Task input START

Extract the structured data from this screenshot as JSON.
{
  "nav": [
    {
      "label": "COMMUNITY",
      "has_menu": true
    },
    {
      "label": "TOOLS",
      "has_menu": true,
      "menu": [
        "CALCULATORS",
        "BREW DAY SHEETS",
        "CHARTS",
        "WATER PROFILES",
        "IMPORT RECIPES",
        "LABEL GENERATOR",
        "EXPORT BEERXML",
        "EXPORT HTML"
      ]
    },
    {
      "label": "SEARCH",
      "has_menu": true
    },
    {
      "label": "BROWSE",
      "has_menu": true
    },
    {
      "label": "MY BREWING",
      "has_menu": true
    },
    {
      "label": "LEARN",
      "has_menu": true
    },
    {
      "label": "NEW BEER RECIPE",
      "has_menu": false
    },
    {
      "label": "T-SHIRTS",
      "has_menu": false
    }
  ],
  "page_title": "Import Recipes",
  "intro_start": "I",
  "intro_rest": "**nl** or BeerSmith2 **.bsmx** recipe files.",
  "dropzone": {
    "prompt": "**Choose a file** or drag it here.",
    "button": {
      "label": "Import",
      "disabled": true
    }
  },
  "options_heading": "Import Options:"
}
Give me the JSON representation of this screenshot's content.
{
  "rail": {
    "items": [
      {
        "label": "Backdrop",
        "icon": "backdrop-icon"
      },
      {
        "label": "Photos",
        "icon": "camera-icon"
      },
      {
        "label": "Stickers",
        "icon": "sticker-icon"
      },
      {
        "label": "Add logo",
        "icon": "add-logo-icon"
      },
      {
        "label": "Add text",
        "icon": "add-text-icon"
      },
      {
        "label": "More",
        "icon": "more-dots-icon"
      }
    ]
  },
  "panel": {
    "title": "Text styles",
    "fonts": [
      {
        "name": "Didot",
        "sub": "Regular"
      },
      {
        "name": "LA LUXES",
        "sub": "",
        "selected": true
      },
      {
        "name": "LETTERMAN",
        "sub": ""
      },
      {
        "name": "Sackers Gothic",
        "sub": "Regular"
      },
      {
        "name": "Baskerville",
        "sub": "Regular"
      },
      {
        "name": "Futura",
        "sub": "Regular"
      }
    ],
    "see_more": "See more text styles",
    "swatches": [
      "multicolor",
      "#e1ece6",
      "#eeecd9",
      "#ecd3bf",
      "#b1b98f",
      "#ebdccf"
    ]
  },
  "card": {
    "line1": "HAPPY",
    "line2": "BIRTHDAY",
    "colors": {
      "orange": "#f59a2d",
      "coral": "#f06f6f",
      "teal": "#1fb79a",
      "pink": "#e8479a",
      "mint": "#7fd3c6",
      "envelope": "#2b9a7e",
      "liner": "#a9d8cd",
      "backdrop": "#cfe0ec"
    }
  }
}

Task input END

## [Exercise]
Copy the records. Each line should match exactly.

## [Task output]
Extract the structured data from this screenshot as JSON.
{
  "nav": [
    {
      "label": "COMMUNITY",
      "has_menu": true
    },
    {
      "label": "TOOLS",
      "has_menu": true,
      "menu": [
        "CALCULATORS",
        "BREW DAY SHEETS",
        "CHARTS",
        "WATER PROFILES",
        "IMPORT RECIPES",
        "LABEL GENERATOR",
        "EXPORT BEERXML",
        "EXPORT HTML"
      ]
    },
    {
      "label": "SEARCH",
      "has_menu": true
    },
    {
      "label": "BROWSE",
      "has_menu": true
    },
    {
      "label": "MY BREWING",
      "has_menu": true
    },
    {
      "label": "LEARN",
      "has_menu": true
    },
    {
      "label": "NEW BEER RECIPE",
      "has_menu": false
    },
    {
      "label": "T-SHIRTS",
      "has_menu": false
    }
  ],
  "page_title": "Import Recipes",
  "intro_start": "I",
  "intro_rest": "**nl** or BeerSmith2 **.bsmx** recipe files.",
  "dropzone": {
    "prompt": "**Choose a file** or drag it here.",
    "button": {
      "label": "Import",
      "disabled": true
    }
  },
  "options_heading": "Import Options:"
}
Give me the JSON representation of this screenshot's content.
{
  "rail": {
    "items": [
      {
        "label": "Backdrop",
        "icon": "backdrop-icon"
      },
      {
        "label": "Photos",
        "icon": "camera-icon"
      },
      {
        "label": "Stickers",
        "icon": "sticker-icon"
      },
      {
        "label": "Add logo",
        "icon": "add-logo-icon"
      },
      {
        "label": "Add text",
        "icon": "add-text-icon"
      },
      {
        "label": "More",
        "icon": "more-dots-icon"
      }
    ]
  },
  "panel": {
    "title": "Text styles",
    "fonts": [
      {
        "name": "Didot",
        "sub": "Regular"
      },
      {
        "name": "LA LUXES",
        "sub": "",
        "selected": true
      },
      {
        "name": "LETTERMAN",
        "sub": ""
      },
      {
        "name": "Sackers Gothic",
        "sub": "Regular"
      },
      {
        "name": "Baskerville",
        "sub": "Regular"
      },
      {
        "name": "Futura",
        "sub": "Regular"
      }
    ],
    "see_more": "See more text styles",
    "swatches": [
      "multicolor",
      "#e1ece6",
      "#eeecd9",
      "#ecd3bf",
      "#b1b98f",
      "#ebdccf"
    ]
  },
  "card": {
    "line1": "HAPPY",
    "line2": "BIRTHDAY",
    "colors": {
      "orange": "#f59a2d",
      "coral": "#f06f6f",
      "teal": "#1fb79a",
      "pink": "#e8479a",
      "mint": "#7fd3c6",
      "envelope": "#2b9a7e",
      "liner": "#a9d8cd",
      "backdrop": "#cfe0ec"
    }
  }
}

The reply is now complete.